During World War II, McKenzie left Republic Pictures to work in theater and pursue other projects. She appeared in A Midsummer Night's Dream and later appeared in Broadway in Burlesque with Bert Lahr. Much of her time during the war was devoted to shows and public appearances to support the war effort—working for the Hollywood Victory Committee. McKenzie also toured extensively entertaining the troops alongside Bob Hope, Bing Crosby, Cary Grant, James Cagney, and old family friends Laurel and Hardy. She also entertained the troops with her former screen partner, Gene Autry.
After the war, McKenzie retired from films to raise her two children. In the 1950s, she traveled to New York to study with Lee Strasburg at the Actors Studio, appeared on radio shows with Groucho Marx, and toured with the songwriter Harry Ruby. She appeared in the television series The Millionaire (1959) as Ruth Spencer and Mr. Lucky (1960) as Sheila Wells, and Bonanza (1961) as Victoria Gates. In the 1960s, McKenzie returned to film in Breakfast at Tiffany's (1961) in a minor role and The Party (1968) as Alice Clutterbuck. She made her final screen appearance in S.O.B. (1981) as a favor to her old family friend Blake Edwards.
McKenzie was married twice.

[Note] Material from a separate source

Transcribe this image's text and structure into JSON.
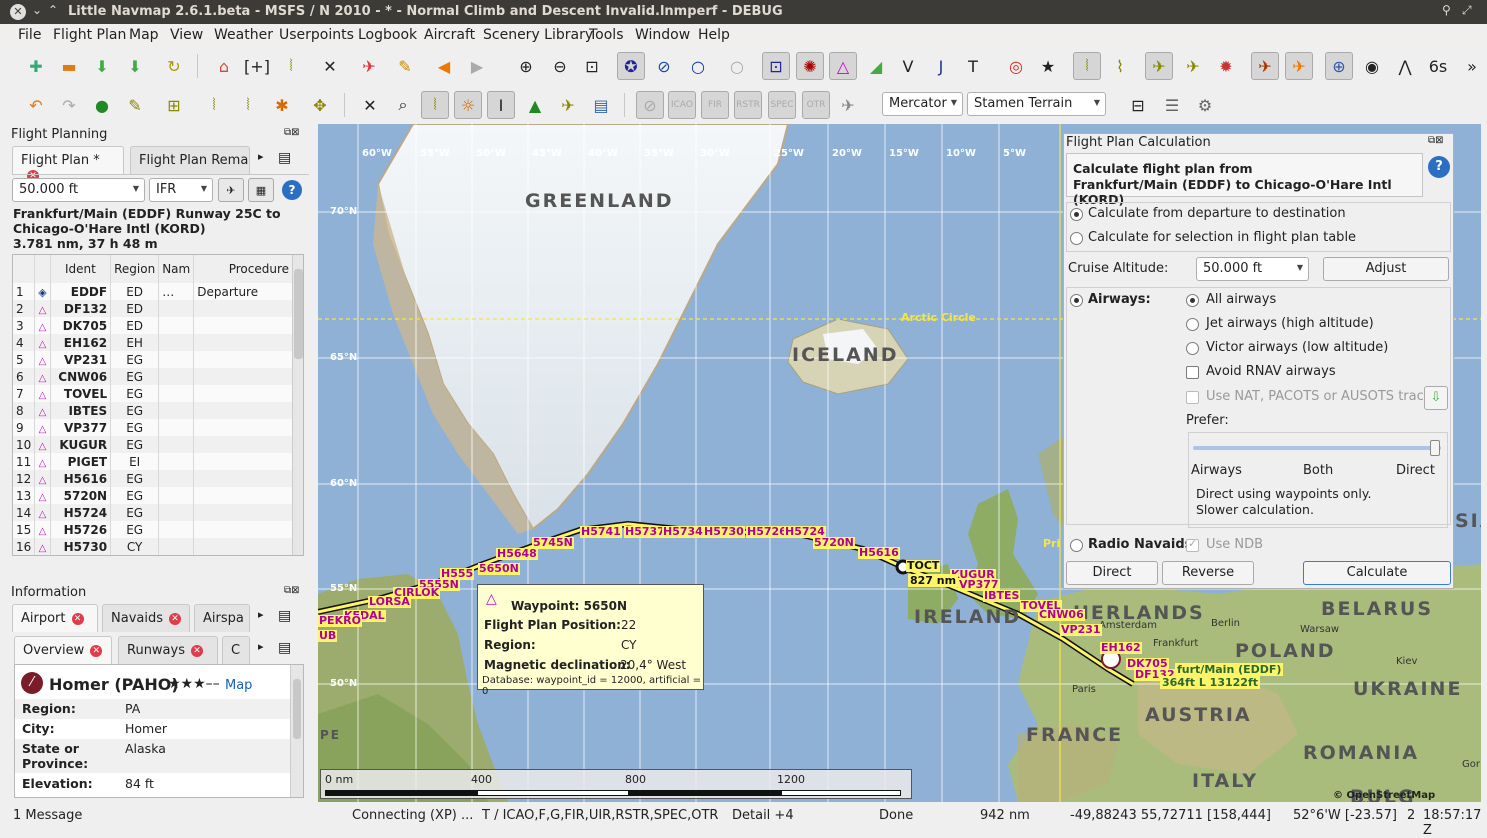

Her first marriage to Steve Cochran in 1946 ended in divorce in 1948. Her second marriage to the screenwriter Tom Waldman lasted from 1948 to his death on July 23, 1985. They had two children: the actor Tom Waldman Jr. and the writer Madora McKenzie.